THE PROBLEM:
When you retype the entries, keep each one exact and leave out the pictures.

Collection entries:
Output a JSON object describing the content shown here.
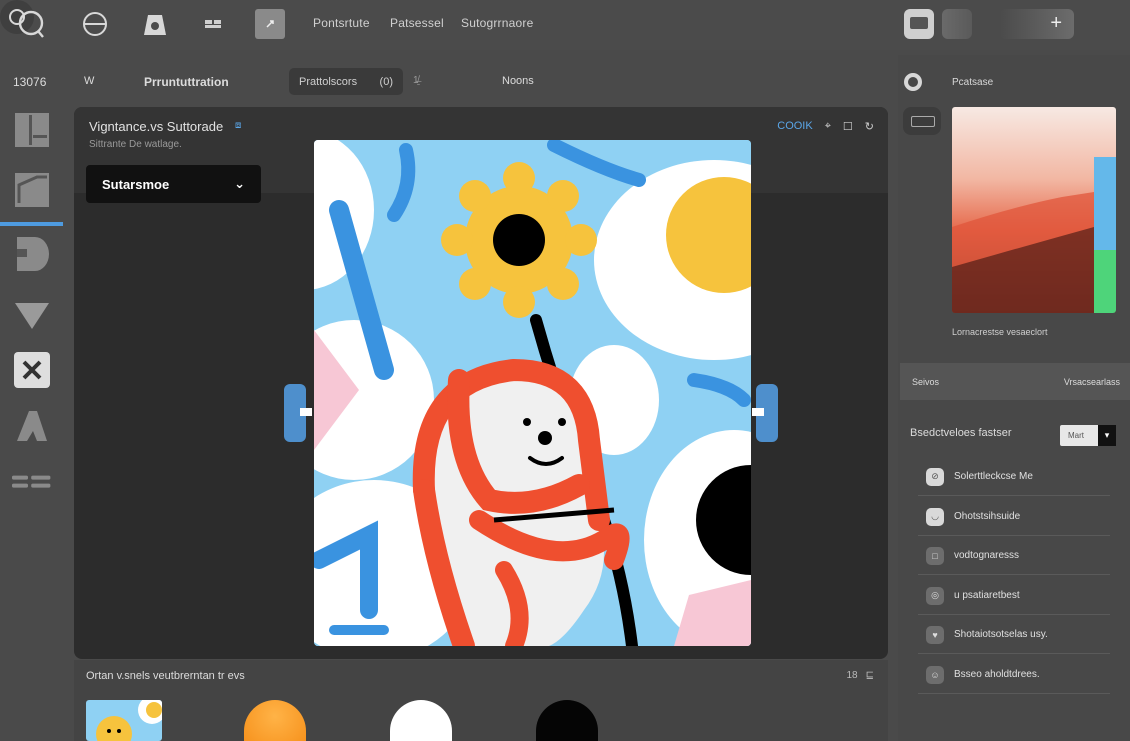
{
  "topbar": {
    "menu": [
      "Pontsrtute",
      "Patsessel",
      "Sutogrrnaore"
    ]
  },
  "subbar": {
    "doc_id": "13076",
    "mode": "W",
    "doc_title": "Prruntuttration",
    "zoom_field": {
      "label": "Prattolscors",
      "value": "(0)"
    },
    "group_value": "1̸̶̱",
    "status": "Noons"
  },
  "canvas": {
    "title": "Vigntance.vs Suttorade",
    "subtitle": "Sittrante De watlage.",
    "dropdown": "Sutarsmoe",
    "link": "COOIK"
  },
  "bottom": {
    "label": "Ortan v.snels veutbrerntan tr evs",
    "count": "18"
  },
  "right_panel": {
    "header": "Pcatsase",
    "picker_label": "Lornacrestse vesaeclort",
    "section_left": "Seivos",
    "section_right": "Vrsacsearlass",
    "option_label": "Bsedctveloes fastser",
    "option_value": "Mart",
    "items": [
      {
        "label": "Solerttleckcse Me",
        "icon": "⊘"
      },
      {
        "label": "Ohotstsihsuide",
        "icon": "◡"
      },
      {
        "label": "vodtognaresss",
        "icon": "□"
      },
      {
        "label": "u psatiaretbest",
        "icon": "◎"
      },
      {
        "label": "Shotaiotsotselas usy.",
        "icon": "♥"
      },
      {
        "label": "Bsseo aholdtdrees.",
        "icon": "☺"
      }
    ]
  },
  "colors": {
    "accent": "#5aa6e8",
    "artwork_sky": "#8fd1f3",
    "artwork_red": "#ef4f2f",
    "artwork_yellow": "#f6c33d"
  }
}
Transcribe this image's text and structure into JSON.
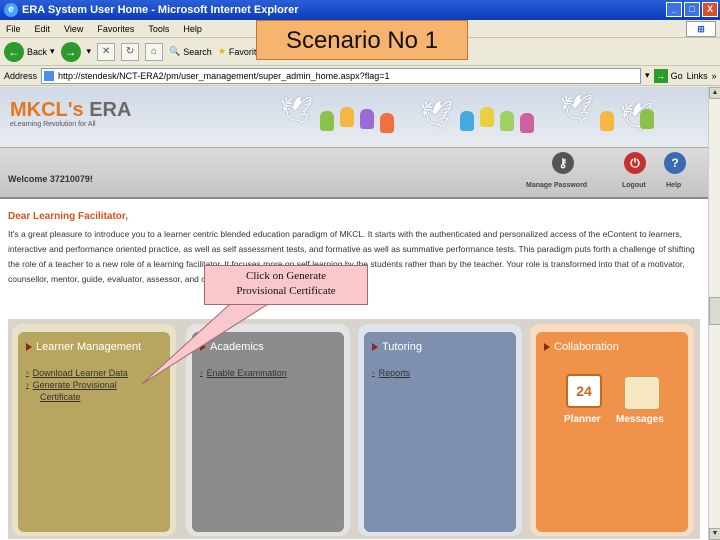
{
  "window": {
    "title": "ERA System User Home - Microsoft Internet Explorer",
    "controls": [
      "_",
      "□",
      "X"
    ]
  },
  "menu": [
    "File",
    "Edit",
    "View",
    "Favorites",
    "Tools",
    "Help"
  ],
  "toolbar": {
    "back": "Back",
    "search": "Search",
    "favorites": "Favorites"
  },
  "address": {
    "label": "Address",
    "url": "http://stendesk/NCT-ERA2/pm/user_management/super_admin_home.aspx?flag=1",
    "go": "Go",
    "links": "Links"
  },
  "overlay": {
    "scenario": "Scenario No 1",
    "callout_line1": "Click on Generate",
    "callout_line2": "Provisional Certificate"
  },
  "site": {
    "logo_main": "MKCL's",
    "logo_era": "ERA",
    "logo_sub": "eLearning Revolution for All",
    "welcome": "Welcome 37210079!",
    "manage_password": "Manage Password",
    "logout": "Logout",
    "help": "Help",
    "greeting": "Dear Learning Facilitator,",
    "intro": "It's a great pleasure to introduce you to a learner centric blended education paradigm of MKCL. It starts with the authenticated and personalized access of the eContent to learners, interactive and performance oriented practice, as well as self assessment tests, and formative as well as summative performance tests. This paradigm puts forth a challenge of shifting the role of a teacher to a new role of a learning facilitator. It focuses more on self learning by the students rather than by the teacher. Your role is transformed into that of a motivator, counsellor, mentor, guide, evaluator, assessor, and collaborator..."
  },
  "panels": {
    "learner": {
      "title": "Learner Management",
      "link1": "Download Learner Data",
      "link2": "Generate Provisional",
      "link2b": "Certificate"
    },
    "academics": {
      "title": "Academics",
      "link1": "Enable Examination"
    },
    "tutoring": {
      "title": "Tutoring",
      "link1": "Reports"
    },
    "collaboration": {
      "title": "Collaboration",
      "planner": "Planner",
      "messages": "Messages",
      "calendar_day": "24"
    }
  },
  "colors": {
    "learner": "#b8a660",
    "academics": "#8c8c8c",
    "tutoring": "#7e90ad",
    "collaboration": "#f0924a",
    "accent": "#d4531a"
  }
}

TASK OUTPUT:
Output a JSON object describing the content shown here.
{
  "topbar": {
    "menu": [
      "Pontsrtute",
      "Patsessel",
      "Sutogrrnaore"
    ]
  },
  "subbar": {
    "doc_id": "13076",
    "mode": "W",
    "doc_title": "Prruntuttration",
    "zoom_field": {
      "label": "Prattolscors",
      "value": "(0)"
    },
    "group_value": "1̸̶̱",
    "status": "Noons"
  },
  "canvas": {
    "title": "Vigntance.vs Suttorade",
    "subtitle": "Sittrante De watlage.",
    "dropdown": "Sutarsmoe",
    "link": "COOIK"
  },
  "bottom": {
    "label": "Ortan v.snels veutbrerntan tr evs",
    "count": "18"
  },
  "right_panel": {
    "header": "Pcatsase",
    "picker_label": "Lornacrestse vesaeclort",
    "section_left": "Seivos",
    "section_right": "Vrsacsearlass",
    "option_label": "Bsedctveloes fastser",
    "option_value": "Mart",
    "items": [
      {
        "label": "Solerttleckcse Me",
        "icon": "⊘"
      },
      {
        "label": "Ohotstsihsuide",
        "icon": "◡"
      },
      {
        "label": "vodtognaresss",
        "icon": "□"
      },
      {
        "label": "u psatiaretbest",
        "icon": "◎"
      },
      {
        "label": "Shotaiotsotselas usy.",
        "icon": "♥"
      },
      {
        "label": "Bsseo aholdtdrees.",
        "icon": "☺"
      }
    ]
  },
  "colors": {
    "accent": "#5aa6e8",
    "artwork_sky": "#8fd1f3",
    "artwork_red": "#ef4f2f",
    "artwork_yellow": "#f6c33d"
  }
}
Transcribe this image's text and structure into JSON.
{
  "window": {
    "title": "ERA System User Home - Microsoft Internet Explorer",
    "controls": [
      "_",
      "□",
      "X"
    ]
  },
  "menu": [
    "File",
    "Edit",
    "View",
    "Favorites",
    "Tools",
    "Help"
  ],
  "toolbar": {
    "back": "Back",
    "search": "Search",
    "favorites": "Favorites"
  },
  "address": {
    "label": "Address",
    "url": "http://stendesk/NCT-ERA2/pm/user_management/super_admin_home.aspx?flag=1",
    "go": "Go",
    "links": "Links"
  },
  "overlay": {
    "scenario": "Scenario No 1",
    "callout_line1": "Click on Generate",
    "callout_line2": "Provisional Certificate"
  },
  "site": {
    "logo_main": "MKCL's",
    "logo_era": "ERA",
    "logo_sub": "eLearning Revolution for All",
    "welcome": "Welcome 37210079!",
    "manage_password": "Manage Password",
    "logout": "Logout",
    "help": "Help",
    "greeting": "Dear Learning Facilitator,",
    "intro": "It's a great pleasure to introduce you to a learner centric blended education paradigm of MKCL. It starts with the authenticated and personalized access of the eContent to learners, interactive and performance oriented practice, as well as self assessment tests, and formative as well as summative performance tests. This paradigm puts forth a challenge of shifting the role of a teacher to a new role of a learning facilitator. It focuses more on self learning by the students rather than by the teacher. Your role is transformed into that of a motivator, counsellor, mentor, guide, evaluator, assessor, and collaborator..."
  },
  "panels": {
    "learner": {
      "title": "Learner Management",
      "link1": "Download Learner Data",
      "link2": "Generate Provisional",
      "link2b": "Certificate"
    },
    "academics": {
      "title": "Academics",
      "link1": "Enable Examination"
    },
    "tutoring": {
      "title": "Tutoring",
      "link1": "Reports"
    },
    "collaboration": {
      "title": "Collaboration",
      "planner": "Planner",
      "messages": "Messages",
      "calendar_day": "24"
    }
  },
  "colors": {
    "learner": "#b8a660",
    "academics": "#8c8c8c",
    "tutoring": "#7e90ad",
    "collaboration": "#f0924a",
    "accent": "#d4531a"
  }
}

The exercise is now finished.